Steven Spielberg’s 2002 film Minority Report takes place in Washington, DC, in the year 2054. It centers around a police officer (Tom Cruise) who is the head of the PreCrime police force, which uses precognitive visions to prevent murders before they take place. When Cruise’s character is predicted to commit murder, he is forced to go on the run and try to clear his name. The film garnered praise not only for its action-packed plot, but also for its uniquely plausible vision of the future of American life. One of the most memorable—and plausible—aspects of the setting was the way retinal scanners were used to track citizens at all times. But the technology wasn’t only for identification purposes; it was also used by electronic billboards in public areas, which would deliver direct advertisements to passersby. In fact, the constant identification forces Cruise’s character to undergo a black market eye replacement so that he can move in public without being called out by name and tipping off the authorities.

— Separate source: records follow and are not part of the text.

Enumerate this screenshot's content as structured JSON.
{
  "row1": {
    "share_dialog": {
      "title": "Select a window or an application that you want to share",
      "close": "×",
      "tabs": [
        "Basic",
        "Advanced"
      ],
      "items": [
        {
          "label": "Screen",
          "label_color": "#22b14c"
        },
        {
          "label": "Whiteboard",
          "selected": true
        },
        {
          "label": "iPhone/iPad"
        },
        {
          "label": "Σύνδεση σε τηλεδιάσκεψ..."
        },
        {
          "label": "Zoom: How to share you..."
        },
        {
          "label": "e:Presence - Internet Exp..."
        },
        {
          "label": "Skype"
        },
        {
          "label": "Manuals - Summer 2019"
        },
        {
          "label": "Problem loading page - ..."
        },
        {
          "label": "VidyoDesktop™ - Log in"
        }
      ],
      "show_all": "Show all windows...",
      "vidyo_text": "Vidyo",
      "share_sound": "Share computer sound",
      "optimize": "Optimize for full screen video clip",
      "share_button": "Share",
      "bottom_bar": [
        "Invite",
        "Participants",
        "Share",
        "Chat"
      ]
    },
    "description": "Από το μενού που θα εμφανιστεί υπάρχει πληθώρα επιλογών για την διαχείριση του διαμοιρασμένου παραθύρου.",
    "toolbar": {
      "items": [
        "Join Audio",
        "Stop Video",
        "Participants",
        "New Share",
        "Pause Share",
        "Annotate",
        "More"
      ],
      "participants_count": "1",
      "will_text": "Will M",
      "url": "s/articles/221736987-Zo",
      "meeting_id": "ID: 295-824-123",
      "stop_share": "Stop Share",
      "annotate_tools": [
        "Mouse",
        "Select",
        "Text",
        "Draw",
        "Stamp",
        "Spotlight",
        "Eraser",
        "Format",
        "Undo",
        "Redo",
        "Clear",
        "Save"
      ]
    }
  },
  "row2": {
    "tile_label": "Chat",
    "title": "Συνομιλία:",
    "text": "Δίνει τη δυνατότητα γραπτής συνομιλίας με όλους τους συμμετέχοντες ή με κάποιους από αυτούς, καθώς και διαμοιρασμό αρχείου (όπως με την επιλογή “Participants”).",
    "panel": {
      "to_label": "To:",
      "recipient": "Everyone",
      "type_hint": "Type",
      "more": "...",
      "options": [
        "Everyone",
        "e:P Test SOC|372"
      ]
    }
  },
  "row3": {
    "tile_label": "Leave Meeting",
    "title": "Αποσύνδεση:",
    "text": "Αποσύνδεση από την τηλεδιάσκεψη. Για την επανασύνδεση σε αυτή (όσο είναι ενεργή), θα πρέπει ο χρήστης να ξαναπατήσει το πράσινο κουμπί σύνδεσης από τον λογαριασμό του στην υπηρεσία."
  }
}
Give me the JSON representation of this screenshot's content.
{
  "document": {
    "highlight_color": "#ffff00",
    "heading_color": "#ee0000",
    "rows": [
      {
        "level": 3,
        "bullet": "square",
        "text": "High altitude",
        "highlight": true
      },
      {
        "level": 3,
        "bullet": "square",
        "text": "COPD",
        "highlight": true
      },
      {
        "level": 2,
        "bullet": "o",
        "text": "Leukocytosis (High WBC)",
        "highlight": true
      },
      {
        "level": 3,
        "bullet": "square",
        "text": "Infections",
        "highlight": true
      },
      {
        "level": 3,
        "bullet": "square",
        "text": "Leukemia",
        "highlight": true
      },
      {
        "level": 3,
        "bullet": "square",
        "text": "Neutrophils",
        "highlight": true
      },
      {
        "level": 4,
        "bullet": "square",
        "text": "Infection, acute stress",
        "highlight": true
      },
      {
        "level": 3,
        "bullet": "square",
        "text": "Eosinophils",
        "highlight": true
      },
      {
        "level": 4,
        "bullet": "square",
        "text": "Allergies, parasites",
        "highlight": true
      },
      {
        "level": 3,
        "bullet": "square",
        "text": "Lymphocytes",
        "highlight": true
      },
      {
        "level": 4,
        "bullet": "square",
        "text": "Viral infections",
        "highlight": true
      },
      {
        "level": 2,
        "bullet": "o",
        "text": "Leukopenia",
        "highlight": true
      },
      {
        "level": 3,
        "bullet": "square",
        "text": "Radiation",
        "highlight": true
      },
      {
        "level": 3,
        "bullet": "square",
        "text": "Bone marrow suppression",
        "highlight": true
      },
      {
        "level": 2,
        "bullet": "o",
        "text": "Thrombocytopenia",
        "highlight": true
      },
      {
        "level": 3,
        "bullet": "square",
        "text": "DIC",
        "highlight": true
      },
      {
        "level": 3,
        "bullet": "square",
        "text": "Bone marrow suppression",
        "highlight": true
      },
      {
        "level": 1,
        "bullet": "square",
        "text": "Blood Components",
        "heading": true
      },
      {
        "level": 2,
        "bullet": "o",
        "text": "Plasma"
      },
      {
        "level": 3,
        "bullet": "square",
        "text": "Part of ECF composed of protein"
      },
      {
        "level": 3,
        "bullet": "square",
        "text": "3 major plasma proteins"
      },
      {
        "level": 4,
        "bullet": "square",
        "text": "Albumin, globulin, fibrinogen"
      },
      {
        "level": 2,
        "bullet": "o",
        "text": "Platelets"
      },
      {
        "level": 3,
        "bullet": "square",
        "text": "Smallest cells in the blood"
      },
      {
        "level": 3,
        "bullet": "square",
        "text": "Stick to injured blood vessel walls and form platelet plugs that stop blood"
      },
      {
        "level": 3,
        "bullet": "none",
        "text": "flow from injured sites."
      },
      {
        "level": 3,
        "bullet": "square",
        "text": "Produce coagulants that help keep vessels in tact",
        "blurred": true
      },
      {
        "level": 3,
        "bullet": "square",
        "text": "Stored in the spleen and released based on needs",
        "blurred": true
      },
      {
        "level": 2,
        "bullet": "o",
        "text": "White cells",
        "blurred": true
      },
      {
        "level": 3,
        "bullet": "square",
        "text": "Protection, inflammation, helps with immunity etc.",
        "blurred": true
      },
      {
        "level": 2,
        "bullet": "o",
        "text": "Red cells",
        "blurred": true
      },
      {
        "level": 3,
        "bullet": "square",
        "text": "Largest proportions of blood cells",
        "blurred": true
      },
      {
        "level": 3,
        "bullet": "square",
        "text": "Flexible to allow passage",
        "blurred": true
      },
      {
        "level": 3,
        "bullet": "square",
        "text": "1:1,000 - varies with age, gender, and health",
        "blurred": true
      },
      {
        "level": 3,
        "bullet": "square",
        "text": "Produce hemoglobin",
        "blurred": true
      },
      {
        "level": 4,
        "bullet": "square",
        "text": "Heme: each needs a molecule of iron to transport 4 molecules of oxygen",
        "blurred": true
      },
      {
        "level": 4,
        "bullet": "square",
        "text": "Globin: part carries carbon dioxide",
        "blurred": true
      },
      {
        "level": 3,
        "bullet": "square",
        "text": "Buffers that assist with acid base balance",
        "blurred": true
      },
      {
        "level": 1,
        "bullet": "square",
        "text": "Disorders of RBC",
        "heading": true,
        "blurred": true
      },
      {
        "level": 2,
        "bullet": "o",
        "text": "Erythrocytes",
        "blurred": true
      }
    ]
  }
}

Spielberg received praise for Minority Report‘s examination of privacy invasion and the consequences of having personal information used for commercial gains; it was a unique spin on the conventional Orwellian surveillance scenario that was grounded in the established advertising industry’s continual efforts to maximize their advertisement ROI. According to Jeff Boortz, who oversaw the product placement in the film, the billboards would “recognize you—not only recognize you, but recognize your state of mind.”
Last week, tech blogs reported that back in 2011, Google patented a Gaze Tracking System for a head-mounted device that—in 2013—sounds an awful lot like Google Glass. The technology (found here) monitors eye movements to track what a user is looking at, and can even sense emotional responses via pupil dilation. The technology is proposed to have several useful applications, but one of the most prudent for Google is a “pay-per-gaze” advertising feature. According to the patent, the system can potentially charge advertisers based solely on whether a user actually looked at their ad—not just for online advertisements, but also for billboards, newspapers, and other commercials. The idea is similar to the existing pay-per-click model used on Google search results, except it would apply to everything you viewed while walking to work on a Monday morning.
The patent was filed two years ago, but only became public in mid-August, and it sounds remarkably similar to the constant surveillance in Minority Report—where your personal information is most highly valued for its ability to direct efficient advertisements your way. To companies, it’s a dream come true; rather than trying to guess how to appeal to a large demographic, they could target individuals who are far more likely to buy the product. The ratio of advertising cost to return on investment could shrink immensely. There are even benefits for the user, who would only see relevant ads and wouldn’t have to suffer through annoying ones they’d normally ignore. But it’s also not surprising that some have voiced concerns over being constantly tracked like this; it’s enough to give any privacy expert nightmares, and it’s not difficult to envision how the pay-per-gaze system could be used against you. While a set of removable glasses is far less invasive than the retinal scanners in Minority Report, and it’s unlikely that a fugitive on the run would don the specs, it’s still not impossible to imagine a scenario where a private matter is made public by advertisers because of what you’ve looked at recently.
To their credit, Google has anticipated the possible backlash; the patent details options to anonymize data and to opt out of what information is gathered and collected. Furthermore, as Phys.org points out, a patent does not necessarily guarantee a product will be developed. But that said, Google Glass is already in existence, and its use in commercial advertising ventures has yet to be seen. Time will tell if this technology will end up integrated into the glasses, and whether we as a society will be willing to sacrifice a large amount of our privacy for the convenience of personalized advertisements.